In a bid to reduce the average age of Alfa Romeo drivers, the MiTo is targeting the 25 to 35 year old age group with a 50:50 split between males and females. The car’s name is derived from the Italian cities in which it was designed (Milano) and engineered (Torino) respectively.
As it attempts to coax young people into its cars, the sales and marketing people have used the internet heavily to catch the attention of potential buyers. Using symbols in its advertising campaigns, they’re trying to fit MiTo into people’s lifestyles that are currently filled with mobile phones, laptops, the gym and socialising.
Around the car
The styling cues from the MiTo have been taken from Alfa’s most recent supercar, the 8C Competizione. In doing so, the Italian company describes the car as the sportiest compact car on the market. The shield shaped “Alfa Romeo” grille is retained, while the distinctive headlights have been transferred from the 8C.
Inside the car, there is plenty of leather, and the plastics that are used are of a very high quality. Personalisation of MiTos will be possible thanks to three trim levels – Turismo, Lusso and Veloce – and a wide range of options can be specified.
Add-ons include a Bose sound system, in-car telematics and satellite navigation systems, and Blue&Me – an in-car entertainment system that can operate iPods and telephones, by voice if you wish.
Why would you buy one?
MiTo is always going to be an interesting proposition for car buyers due to a number of factors…
The Alfa Romeo brand’s popularity is such that it has more car clubs than any manufacturer in the world. Then there is also the current financial restraints that people are experiencing, meaning people are downsizing and trying to reduce outgoings.
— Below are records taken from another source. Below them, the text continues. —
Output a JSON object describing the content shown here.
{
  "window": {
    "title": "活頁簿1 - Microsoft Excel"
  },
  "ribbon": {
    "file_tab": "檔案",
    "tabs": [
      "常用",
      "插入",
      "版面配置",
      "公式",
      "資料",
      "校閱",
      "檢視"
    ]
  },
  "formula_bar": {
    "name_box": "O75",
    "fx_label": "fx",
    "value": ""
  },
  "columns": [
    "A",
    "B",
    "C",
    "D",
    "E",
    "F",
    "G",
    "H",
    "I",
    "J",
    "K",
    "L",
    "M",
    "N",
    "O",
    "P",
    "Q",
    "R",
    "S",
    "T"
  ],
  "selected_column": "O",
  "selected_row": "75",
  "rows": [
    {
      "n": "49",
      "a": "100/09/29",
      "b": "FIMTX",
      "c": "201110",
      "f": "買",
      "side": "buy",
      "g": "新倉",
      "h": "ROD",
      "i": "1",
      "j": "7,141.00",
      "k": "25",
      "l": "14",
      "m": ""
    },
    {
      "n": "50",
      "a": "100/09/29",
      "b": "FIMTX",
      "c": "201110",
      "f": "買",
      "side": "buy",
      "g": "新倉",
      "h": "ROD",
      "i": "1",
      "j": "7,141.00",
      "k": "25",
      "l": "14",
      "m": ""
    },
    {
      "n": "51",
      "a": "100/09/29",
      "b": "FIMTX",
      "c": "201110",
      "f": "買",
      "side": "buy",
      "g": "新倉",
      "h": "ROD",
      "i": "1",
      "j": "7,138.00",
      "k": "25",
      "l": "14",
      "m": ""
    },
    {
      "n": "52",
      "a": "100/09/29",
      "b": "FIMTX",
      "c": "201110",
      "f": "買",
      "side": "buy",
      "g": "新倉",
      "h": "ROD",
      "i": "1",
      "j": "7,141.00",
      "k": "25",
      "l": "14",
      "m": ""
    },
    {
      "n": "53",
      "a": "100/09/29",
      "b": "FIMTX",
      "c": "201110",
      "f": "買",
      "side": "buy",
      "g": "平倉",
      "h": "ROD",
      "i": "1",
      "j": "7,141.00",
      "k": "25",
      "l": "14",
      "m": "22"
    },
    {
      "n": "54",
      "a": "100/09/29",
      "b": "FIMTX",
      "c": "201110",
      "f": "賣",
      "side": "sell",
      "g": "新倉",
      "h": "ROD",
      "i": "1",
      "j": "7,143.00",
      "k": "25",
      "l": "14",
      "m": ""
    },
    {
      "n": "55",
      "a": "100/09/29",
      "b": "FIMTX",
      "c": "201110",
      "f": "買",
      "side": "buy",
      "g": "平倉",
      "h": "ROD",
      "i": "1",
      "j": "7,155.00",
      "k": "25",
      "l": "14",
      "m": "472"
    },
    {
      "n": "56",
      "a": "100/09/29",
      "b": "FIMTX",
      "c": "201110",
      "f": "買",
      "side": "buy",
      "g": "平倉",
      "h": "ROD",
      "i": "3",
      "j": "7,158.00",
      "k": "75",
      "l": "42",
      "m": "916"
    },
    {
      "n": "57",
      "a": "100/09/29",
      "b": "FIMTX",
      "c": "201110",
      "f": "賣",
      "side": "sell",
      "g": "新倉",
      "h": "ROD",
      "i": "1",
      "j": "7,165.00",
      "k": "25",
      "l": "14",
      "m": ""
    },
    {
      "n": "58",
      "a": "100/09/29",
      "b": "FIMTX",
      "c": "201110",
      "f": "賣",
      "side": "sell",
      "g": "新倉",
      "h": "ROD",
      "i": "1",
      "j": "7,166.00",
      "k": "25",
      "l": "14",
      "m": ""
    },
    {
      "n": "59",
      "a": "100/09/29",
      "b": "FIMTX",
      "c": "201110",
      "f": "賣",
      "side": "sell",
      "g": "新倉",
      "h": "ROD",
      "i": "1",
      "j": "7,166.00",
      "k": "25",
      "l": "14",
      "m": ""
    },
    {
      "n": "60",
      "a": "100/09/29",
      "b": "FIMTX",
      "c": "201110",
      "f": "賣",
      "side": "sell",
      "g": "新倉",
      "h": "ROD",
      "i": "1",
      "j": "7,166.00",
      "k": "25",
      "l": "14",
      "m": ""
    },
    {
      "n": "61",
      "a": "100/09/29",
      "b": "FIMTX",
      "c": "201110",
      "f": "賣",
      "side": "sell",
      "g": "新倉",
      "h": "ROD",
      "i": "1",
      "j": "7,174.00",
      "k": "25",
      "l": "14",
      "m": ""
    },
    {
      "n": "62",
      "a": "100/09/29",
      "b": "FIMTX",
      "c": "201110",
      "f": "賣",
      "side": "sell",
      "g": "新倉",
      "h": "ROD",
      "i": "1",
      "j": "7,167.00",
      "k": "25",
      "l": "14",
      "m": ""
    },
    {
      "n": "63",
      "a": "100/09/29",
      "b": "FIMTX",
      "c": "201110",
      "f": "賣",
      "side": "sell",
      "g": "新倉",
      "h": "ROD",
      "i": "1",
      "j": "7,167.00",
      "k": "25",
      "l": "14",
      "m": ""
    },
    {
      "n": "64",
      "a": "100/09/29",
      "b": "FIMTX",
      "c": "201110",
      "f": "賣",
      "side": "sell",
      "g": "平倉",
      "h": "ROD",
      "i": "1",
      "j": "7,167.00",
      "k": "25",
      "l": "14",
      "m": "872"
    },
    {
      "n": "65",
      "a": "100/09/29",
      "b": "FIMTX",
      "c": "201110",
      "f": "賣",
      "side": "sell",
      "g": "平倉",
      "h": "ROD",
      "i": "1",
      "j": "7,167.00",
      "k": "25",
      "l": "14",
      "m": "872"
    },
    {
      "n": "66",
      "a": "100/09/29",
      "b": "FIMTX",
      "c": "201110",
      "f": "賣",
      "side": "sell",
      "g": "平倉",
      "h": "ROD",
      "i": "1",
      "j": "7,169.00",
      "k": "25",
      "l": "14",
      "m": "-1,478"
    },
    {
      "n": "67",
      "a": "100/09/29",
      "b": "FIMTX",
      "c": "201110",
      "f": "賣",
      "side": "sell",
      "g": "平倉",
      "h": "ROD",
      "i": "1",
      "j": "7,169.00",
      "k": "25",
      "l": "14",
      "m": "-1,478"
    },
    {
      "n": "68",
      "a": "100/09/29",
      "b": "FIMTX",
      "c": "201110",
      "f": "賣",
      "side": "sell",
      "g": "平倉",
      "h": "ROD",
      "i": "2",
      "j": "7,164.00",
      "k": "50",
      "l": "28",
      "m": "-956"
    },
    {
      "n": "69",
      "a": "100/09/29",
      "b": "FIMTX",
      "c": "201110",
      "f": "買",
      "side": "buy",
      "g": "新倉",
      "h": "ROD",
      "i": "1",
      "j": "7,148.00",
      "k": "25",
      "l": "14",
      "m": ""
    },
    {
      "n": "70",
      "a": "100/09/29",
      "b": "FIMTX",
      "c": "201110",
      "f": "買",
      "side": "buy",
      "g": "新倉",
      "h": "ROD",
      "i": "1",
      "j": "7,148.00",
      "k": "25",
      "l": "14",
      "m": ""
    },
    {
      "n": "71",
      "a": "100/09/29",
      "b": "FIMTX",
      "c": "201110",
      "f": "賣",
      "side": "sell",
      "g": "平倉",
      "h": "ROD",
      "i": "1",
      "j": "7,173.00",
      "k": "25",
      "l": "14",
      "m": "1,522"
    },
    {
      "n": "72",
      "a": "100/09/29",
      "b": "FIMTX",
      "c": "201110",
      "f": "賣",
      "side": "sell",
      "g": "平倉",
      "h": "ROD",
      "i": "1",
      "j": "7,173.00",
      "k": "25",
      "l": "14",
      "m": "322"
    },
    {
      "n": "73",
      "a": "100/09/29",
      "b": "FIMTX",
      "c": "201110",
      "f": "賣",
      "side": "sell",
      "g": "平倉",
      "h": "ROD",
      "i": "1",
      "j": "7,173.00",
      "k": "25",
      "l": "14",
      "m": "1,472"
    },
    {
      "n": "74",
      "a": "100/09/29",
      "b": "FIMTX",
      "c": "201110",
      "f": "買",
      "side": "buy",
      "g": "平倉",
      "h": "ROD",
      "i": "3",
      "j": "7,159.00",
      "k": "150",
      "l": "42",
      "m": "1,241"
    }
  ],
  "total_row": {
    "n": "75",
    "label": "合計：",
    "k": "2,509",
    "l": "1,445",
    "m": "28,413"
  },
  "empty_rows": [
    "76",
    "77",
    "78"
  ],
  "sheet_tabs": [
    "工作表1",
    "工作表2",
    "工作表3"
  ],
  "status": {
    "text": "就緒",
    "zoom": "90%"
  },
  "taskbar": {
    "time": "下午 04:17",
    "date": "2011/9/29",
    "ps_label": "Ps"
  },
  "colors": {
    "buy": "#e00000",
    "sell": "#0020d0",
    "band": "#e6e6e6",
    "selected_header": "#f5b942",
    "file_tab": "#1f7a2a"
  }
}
And there is the individuality – people in the market for a car in this class may look around and see MINIs and Fiat 500s everywhere, so want something different.
There is a choice of four engines – 1.3-litre and 1.6-litre diesels and turbo and non-turbo 1.4-litre petrol units.
The 1.3-litre diesel is an attractive proposition with a CO2 output of 119g/km and a claimed average fuel economy figure of 62.8mpg.
At the top of the range, the 155bhp 1.4 Turbo has a top speed of 134mph, a zero to 62mph time of eight seconds, and still returns 43.5 miles for every gallon of petrol.
Vehicle setup can be controlled via MiTo’s DNA (Dynamic, Normal and All Weather) system. Dynamic mode features an engine boost to aid performance and driving pleasure. Select All-Weather on the lever next to the gearstick for a more sensitive traction control system, thus giving more grip in hazardous conditions.
Is it any good?
MiTo doesn’t deliver the smoothest driving experience, which in some ways lives up to the car’s sporty tag. The DNA system is a little confusing and like many similar systems will probably spend most of its life in Normal mode.
But, there are many things to like about the MiTo – the quality of the materials is superb, there is ample room in the rear seats and level of handling has been well engineered, if not the ride. Power delivery and the range of engines is good, with favourable fuel economy figures and CO2 output. Quoted residual values are impressive at 48% for a three-year-old, 60,000 mile car.
If Alfa can corner the younger car buyers, then it will have a whole new fan base to contend with.
- Model tested: 1.4-litre Turbo
- Engine size: 1,368cc
- CO2 emissions: 153g/km
- Price (as tested): £13,247
- For: Vehicle options, interior quality, engine range, styling
- Against: Ride quality, DNA operation
- Alternatives: BMW MINI, Fiat 500, Ford Fiesta Zetec S, Volkswagen Polo Sport